*HOW TO COMPLETE THIS TASK:* Pictures stay out; everything else in the records is to be copied exactly.

*** Opening of THE DATA ***

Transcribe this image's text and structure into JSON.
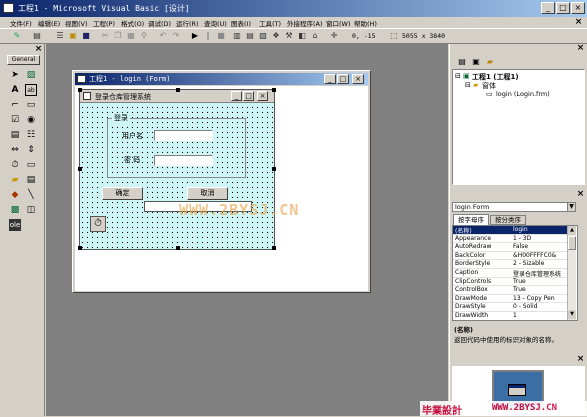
{
  "window": {
    "title": "工程1 - Microsoft Visual Basic [设计]",
    "min": "_",
    "max": "□",
    "close": "×"
  },
  "menu": [
    "文件(F)",
    "编辑(E)",
    "视图(V)",
    "工程(P)",
    "格式(O)",
    "调试(D)",
    "运行(R)",
    "查询(U)",
    "图表(I)",
    "工具(T)",
    "外接程序(A)",
    "窗口(W)",
    "帮助(H)"
  ],
  "toolbar": {
    "coords": "0, -15",
    "size": "5055 x 3840"
  },
  "toolbox": {
    "tab_label": "General"
  },
  "form_window": {
    "title": "工程1 - login (Form)"
  },
  "designed_form": {
    "caption": "登录仓库管理系统",
    "frame_caption": "登录",
    "username_label": "用户名",
    "password_label": "密 码",
    "ok_button": "确定",
    "cancel_button": "取消"
  },
  "project_explorer": {
    "root": "工程1 (工程1)",
    "folder": "窗体",
    "item": "login (Login.frm)"
  },
  "properties": {
    "object": "login Form",
    "tabs": [
      "按字母序",
      "按分类序"
    ],
    "rows": [
      {
        "k": "(名称)",
        "v": "login"
      },
      {
        "k": "Appearance",
        "v": "1 - 3D"
      },
      {
        "k": "AutoRedraw",
        "v": "False"
      },
      {
        "k": "BackColor",
        "v": "&H00FFFFC0&"
      },
      {
        "k": "BorderStyle",
        "v": "2 - Sizable"
      },
      {
        "k": "Caption",
        "v": "登录仓库管理系统"
      },
      {
        "k": "ClipControls",
        "v": "True"
      },
      {
        "k": "ControlBox",
        "v": "True"
      },
      {
        "k": "DrawMode",
        "v": "13 - Copy Pen"
      },
      {
        "k": "DrawStyle",
        "v": "0 - Solid"
      },
      {
        "k": "DrawWidth",
        "v": "1"
      }
    ],
    "desc_title": "(名称)",
    "desc_text": "返回代码中使用的标识对象的名称。",
    "selected_color": "#0a246a"
  },
  "watermark": {
    "center": "WWW.2BYSJ.CN",
    "corner_left": "毕業設計",
    "corner_right": "WWW.2BYSJ.CN"
  }
}
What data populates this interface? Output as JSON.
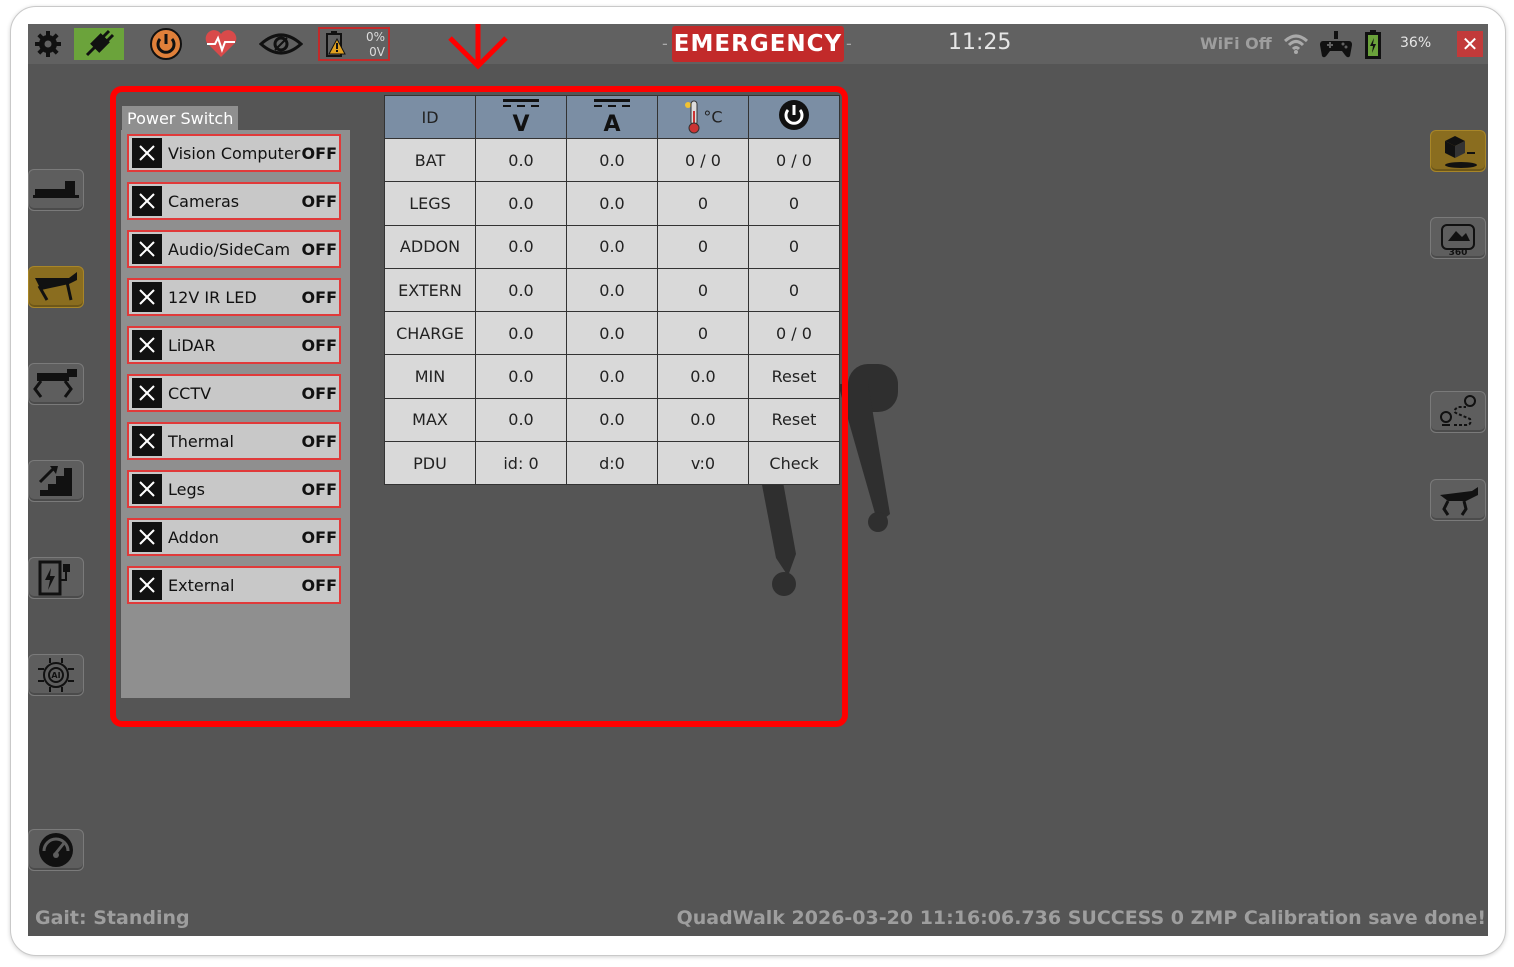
{
  "topbar": {
    "battery_warn": {
      "percent": "0%",
      "voltage": "0V"
    },
    "emergency_label": "EMERGENCY",
    "time": "11:25",
    "wifi_label": "WiFi Off",
    "battery_percent": "36%",
    "close_label": "✕",
    "icons": [
      "gear-icon",
      "plug-icon",
      "power-icon",
      "heartbeat-icon",
      "eye-icon",
      "battery-warning-icon",
      "wifi-icon",
      "gamepad-icon",
      "battery-icon",
      "close-icon"
    ]
  },
  "left_buttons": [
    "robot-lying-icon",
    "robot-sitting-icon",
    "robot-standing-icon",
    "stairs-icon",
    "charging-station-icon",
    "ai-chip-icon",
    "speedometer-icon"
  ],
  "right_buttons": [
    "box-view-icon",
    "camera-360-icon",
    "route-icon",
    "robot-dog-icon"
  ],
  "power_switch": {
    "title": "Power Switch",
    "items": [
      {
        "label": "Vision Computer",
        "state": "OFF"
      },
      {
        "label": "Cameras",
        "state": "OFF"
      },
      {
        "label": "Audio/SideCam",
        "state": "OFF"
      },
      {
        "label": "12V IR LED",
        "state": "OFF"
      },
      {
        "label": "LiDAR",
        "state": "OFF"
      },
      {
        "label": "CCTV",
        "state": "OFF"
      },
      {
        "label": "Thermal",
        "state": "OFF"
      },
      {
        "label": "Legs",
        "state": "OFF"
      },
      {
        "label": "Addon",
        "state": "OFF"
      },
      {
        "label": "External",
        "state": "OFF"
      }
    ]
  },
  "table": {
    "headers": [
      "ID",
      "V",
      "A",
      "°C",
      "power-icon"
    ],
    "rows": [
      [
        "BAT",
        "0.0",
        "0.0",
        "0 / 0",
        "0 / 0"
      ],
      [
        "LEGS",
        "0.0",
        "0.0",
        "0",
        "0"
      ],
      [
        "ADDON",
        "0.0",
        "0.0",
        "0",
        "0"
      ],
      [
        "EXTERN",
        "0.0",
        "0.0",
        "0",
        "0"
      ],
      [
        "CHARGE",
        "0.0",
        "0.0",
        "0",
        "0 / 0"
      ],
      [
        "MIN",
        "0.0",
        "0.0",
        "0.0",
        "Reset"
      ],
      [
        "MAX",
        "0.0",
        "0.0",
        "0.0",
        "Reset"
      ],
      [
        "PDU",
        "id: 0",
        "d:0",
        "v:0",
        "Check"
      ]
    ]
  },
  "status": {
    "gait": "Gait: Standing",
    "message": "QuadWalk 2026-03-20 11:16:06.736 SUCCESS 0 ZMP Calibration save done!"
  },
  "colors": {
    "emergency": "#c22a2a",
    "highlight": "#ff0000",
    "active_button": "#8a6d1f",
    "table_header": "#7b8ea4"
  }
}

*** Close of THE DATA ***

*WRITTEN RESPONSE:*
Transcribe this image's text and structure into JSON.
{
  "window": {
    "title": "工程1 - Microsoft Visual Basic [设计]",
    "min": "_",
    "max": "□",
    "close": "×"
  },
  "menu": [
    "文件(F)",
    "编辑(E)",
    "视图(V)",
    "工程(P)",
    "格式(O)",
    "调试(D)",
    "运行(R)",
    "查询(U)",
    "图表(I)",
    "工具(T)",
    "外接程序(A)",
    "窗口(W)",
    "帮助(H)"
  ],
  "toolbar": {
    "coords": "0, -15",
    "size": "5055 x 3840"
  },
  "toolbox": {
    "tab_label": "General"
  },
  "form_window": {
    "title": "工程1 - login (Form)"
  },
  "designed_form": {
    "caption": "登录仓库管理系统",
    "frame_caption": "登录",
    "username_label": "用户名",
    "password_label": "密 码",
    "ok_button": "确定",
    "cancel_button": "取消"
  },
  "project_explorer": {
    "root": "工程1 (工程1)",
    "folder": "窗体",
    "item": "login (Login.frm)"
  },
  "properties": {
    "object": "login Form",
    "tabs": [
      "按字母序",
      "按分类序"
    ],
    "rows": [
      {
        "k": "(名称)",
        "v": "login"
      },
      {
        "k": "Appearance",
        "v": "1 - 3D"
      },
      {
        "k": "AutoRedraw",
        "v": "False"
      },
      {
        "k": "BackColor",
        "v": "&H00FFFFC0&"
      },
      {
        "k": "BorderStyle",
        "v": "2 - Sizable"
      },
      {
        "k": "Caption",
        "v": "登录仓库管理系统"
      },
      {
        "k": "ClipControls",
        "v": "True"
      },
      {
        "k": "ControlBox",
        "v": "True"
      },
      {
        "k": "DrawMode",
        "v": "13 - Copy Pen"
      },
      {
        "k": "DrawStyle",
        "v": "0 - Solid"
      },
      {
        "k": "DrawWidth",
        "v": "1"
      }
    ],
    "desc_title": "(名称)",
    "desc_text": "返回代码中使用的标识对象的名称。",
    "selected_color": "#0a246a"
  },
  "watermark": {
    "center": "WWW.2BYSJ.CN",
    "corner_left": "毕業設計",
    "corner_right": "WWW.2BYSJ.CN"
  }
}
What data populates this interface? Output as JSON.
{
  "topbar": {
    "battery_warn": {
      "percent": "0%",
      "voltage": "0V"
    },
    "emergency_label": "EMERGENCY",
    "time": "11:25",
    "wifi_label": "WiFi Off",
    "battery_percent": "36%",
    "close_label": "✕",
    "icons": [
      "gear-icon",
      "plug-icon",
      "power-icon",
      "heartbeat-icon",
      "eye-icon",
      "battery-warning-icon",
      "wifi-icon",
      "gamepad-icon",
      "battery-icon",
      "close-icon"
    ]
  },
  "left_buttons": [
    "robot-lying-icon",
    "robot-sitting-icon",
    "robot-standing-icon",
    "stairs-icon",
    "charging-station-icon",
    "ai-chip-icon",
    "speedometer-icon"
  ],
  "right_buttons": [
    "box-view-icon",
    "camera-360-icon",
    "route-icon",
    "robot-dog-icon"
  ],
  "power_switch": {
    "title": "Power Switch",
    "items": [
      {
        "label": "Vision Computer",
        "state": "OFF"
      },
      {
        "label": "Cameras",
        "state": "OFF"
      },
      {
        "label": "Audio/SideCam",
        "state": "OFF"
      },
      {
        "label": "12V IR LED",
        "state": "OFF"
      },
      {
        "label": "LiDAR",
        "state": "OFF"
      },
      {
        "label": "CCTV",
        "state": "OFF"
      },
      {
        "label": "Thermal",
        "state": "OFF"
      },
      {
        "label": "Legs",
        "state": "OFF"
      },
      {
        "label": "Addon",
        "state": "OFF"
      },
      {
        "label": "External",
        "state": "OFF"
      }
    ]
  },
  "table": {
    "headers": [
      "ID",
      "V",
      "A",
      "°C",
      "power-icon"
    ],
    "rows": [
      [
        "BAT",
        "0.0",
        "0.0",
        "0 / 0",
        "0 / 0"
      ],
      [
        "LEGS",
        "0.0",
        "0.0",
        "0",
        "0"
      ],
      [
        "ADDON",
        "0.0",
        "0.0",
        "0",
        "0"
      ],
      [
        "EXTERN",
        "0.0",
        "0.0",
        "0",
        "0"
      ],
      [
        "CHARGE",
        "0.0",
        "0.0",
        "0",
        "0 / 0"
      ],
      [
        "MIN",
        "0.0",
        "0.0",
        "0.0",
        "Reset"
      ],
      [
        "MAX",
        "0.0",
        "0.0",
        "0.0",
        "Reset"
      ],
      [
        "PDU",
        "id: 0",
        "d:0",
        "v:0",
        "Check"
      ]
    ]
  },
  "status": {
    "gait": "Gait: Standing",
    "message": "QuadWalk 2026-03-20 11:16:06.736 SUCCESS 0 ZMP Calibration save done!"
  },
  "colors": {
    "emergency": "#c22a2a",
    "highlight": "#ff0000",
    "active_button": "#8a6d1f",
    "table_header": "#7b8ea4"
  }
}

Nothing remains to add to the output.